|Season X, Episode 35|
|Air date||12 May 2020|
Percy and the Mud
It was a beautiful evening at Tidmouth Sheds. Some engines were resting whilst Edward and Gordon were getting ready for their evening trains.
"Got a good polish there, Gordon," said Edward.
"Yes. Yes I did, Edward," replied Gordon.
"Your Fireman polished everything including your buffers."
"You needn't bring up buffers."
"Why not?" asked Emily.
"No particular reason," stammered Gordon.
"It's actually a nice story," said Edward.
"I do love a good story," said Paxton.
"So do I," agreed James.
"Count me in," added Emily.
"Oh great," moaned Gordon.
"Oh come on. They haven't heard it and it is worth re-telling," chuckled Edward. "Just don't get too puffed up."
"All right - fine. You can tell them."
Just then, Henry puffed in.
"Hullo everyone. What's going on?"
"Edward is about to tell us a story," said Paxton.
"I'm very interested," said Henry.
"It's one of our favourites," said Edward.
"It's about buffers," cut in Gordon.
"Ah, I see," said Henry, then he chuckled, remembering.
"Now go ahead," said Gordon. "But don't exaggerate."
"I won't!" laughed Edward and then he began.
"Shortly after Henry was let out of the tunnel, both he and Gordon were painted blue. Needless to say, this caused a lot of confusion."
"'They look so alike', people would say."

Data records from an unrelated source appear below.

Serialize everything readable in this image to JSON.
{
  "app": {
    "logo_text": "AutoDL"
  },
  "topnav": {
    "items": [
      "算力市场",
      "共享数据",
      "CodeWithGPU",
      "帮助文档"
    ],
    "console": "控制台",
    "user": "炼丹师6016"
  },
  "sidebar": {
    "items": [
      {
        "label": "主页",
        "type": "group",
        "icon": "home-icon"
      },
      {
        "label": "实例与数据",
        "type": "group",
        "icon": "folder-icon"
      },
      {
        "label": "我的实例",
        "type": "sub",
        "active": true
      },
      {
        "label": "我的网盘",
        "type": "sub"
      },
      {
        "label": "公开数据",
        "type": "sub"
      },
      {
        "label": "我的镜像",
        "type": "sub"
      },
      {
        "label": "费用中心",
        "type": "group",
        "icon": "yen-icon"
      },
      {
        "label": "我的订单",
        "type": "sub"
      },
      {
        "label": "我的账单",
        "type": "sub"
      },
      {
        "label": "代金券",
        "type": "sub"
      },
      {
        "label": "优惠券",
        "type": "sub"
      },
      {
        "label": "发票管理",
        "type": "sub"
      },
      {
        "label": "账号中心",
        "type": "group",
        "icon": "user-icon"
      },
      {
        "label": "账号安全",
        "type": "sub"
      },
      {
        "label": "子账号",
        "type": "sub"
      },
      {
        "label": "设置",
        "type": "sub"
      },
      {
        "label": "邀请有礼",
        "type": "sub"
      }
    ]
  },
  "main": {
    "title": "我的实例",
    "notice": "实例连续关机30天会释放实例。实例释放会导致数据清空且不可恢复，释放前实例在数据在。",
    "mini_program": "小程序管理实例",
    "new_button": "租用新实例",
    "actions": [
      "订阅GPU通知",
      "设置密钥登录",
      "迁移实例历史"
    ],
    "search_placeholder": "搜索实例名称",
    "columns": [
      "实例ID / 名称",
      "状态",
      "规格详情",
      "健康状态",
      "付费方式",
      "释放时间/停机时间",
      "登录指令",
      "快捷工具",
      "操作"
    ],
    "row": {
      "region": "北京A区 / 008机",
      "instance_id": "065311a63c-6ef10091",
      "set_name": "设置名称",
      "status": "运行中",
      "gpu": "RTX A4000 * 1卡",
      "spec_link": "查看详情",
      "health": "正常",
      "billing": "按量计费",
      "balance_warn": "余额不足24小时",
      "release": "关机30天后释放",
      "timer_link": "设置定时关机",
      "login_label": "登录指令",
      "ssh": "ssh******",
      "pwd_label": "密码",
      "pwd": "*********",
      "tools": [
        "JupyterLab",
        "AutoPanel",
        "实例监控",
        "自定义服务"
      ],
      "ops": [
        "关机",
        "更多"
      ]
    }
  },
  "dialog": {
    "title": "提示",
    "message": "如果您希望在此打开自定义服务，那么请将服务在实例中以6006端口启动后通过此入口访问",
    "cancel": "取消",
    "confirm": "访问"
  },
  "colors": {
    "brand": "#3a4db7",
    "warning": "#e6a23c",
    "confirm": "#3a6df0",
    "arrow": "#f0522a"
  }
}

"Shortly afterwards, Gordon got new valve-gear. He was very proud of it, and began to show off."
"Then one day, Gordon had puffed into the Big Station, and was ready to go back to the shed. Then, I don't know what happened, he was probably showing off or something, but Gordon crashed into the end of the Big Station. When I got there, I saw his buffers were damaged. So, I had to take him to the Works. A few days later, Gordon returned with some new buffers. They were square instead of round."
"'They look nice,' I said."
"'No, they're rubbish', snorted Gordon."
"Gordon continued to complain for quite a while. It seemed like it was all he talked about."
"'It's not so bad,' I told him."
"'It is bad. They ruin my appearance,' replied Gordon."
"Of course, we soon got tired of hearing him complain."
"'I wish there was something we could do to get him to stop,' said Henry."
"But we didn't know what."
"Then, one day, I arrived at the Big Station, just as Gordon was about to leave with the Express. Some people came up to him."
"'I see you have new buffers. They look wonderful, Gordon.'"
"Well, that did the trick. People at least had some way to differentiate Gordon and Henry. Now Gordon was proud of his buffers."
"'Mine's are the best,' he would say."
"'Now I think he's getting too puffed up,' Henry told me."
"'He'll get over it soon,' I said."
"Well - not exactly."
"One day, I came to the sheds to find Henry with his buffers damaged. Now he needed new buffers too."
"'He may be getting new buffers but they won't be better than mine,' said Gordon."
"When Henry returned from the Works, he had similar buffers to Gordon. Well, that didn't please him at all."
"'Those are my buffers!', he would say."
"Worse still, the Henry-Gordon confusion resumed."
"However, it wasn't long till Henry needed to go the Works again. There, he was re-painted green and given another set of round buffers."
"But it didn't end all the problems!" put in James.
"Quite right. Now people thought Gordon has been painted green."
"How did the Fat Controller fix that?" asked Emily.
"He ended up releasing a short article in the newspaper explaining that Gordon has been blue since arrival, and that he now has square buffers whilst Henry had been painted back to green." Edward paused for a moment. "I think it worked."
"However, I will thank Gordon for letting us have this little blast to the past," said Edward. "He actually doesn't like the subject of buffers very much."
"That is true," said Gordon.
"But it is a good story," chuckled Henry.
"Plus I didn't exaggerate," added Edward.
"Good for you. Now, we have our trains to fetch," said Gordon, and he steamed towards the station.
Edward chuckled and followed.
"You know," said Henry, to no-one in particular. "I quite like remembering old times. It's interesting how we remember these sort of things for years to come."
The others agreed.
- This story was published in honour of the seventy-fifth anniversary of The Railway Series.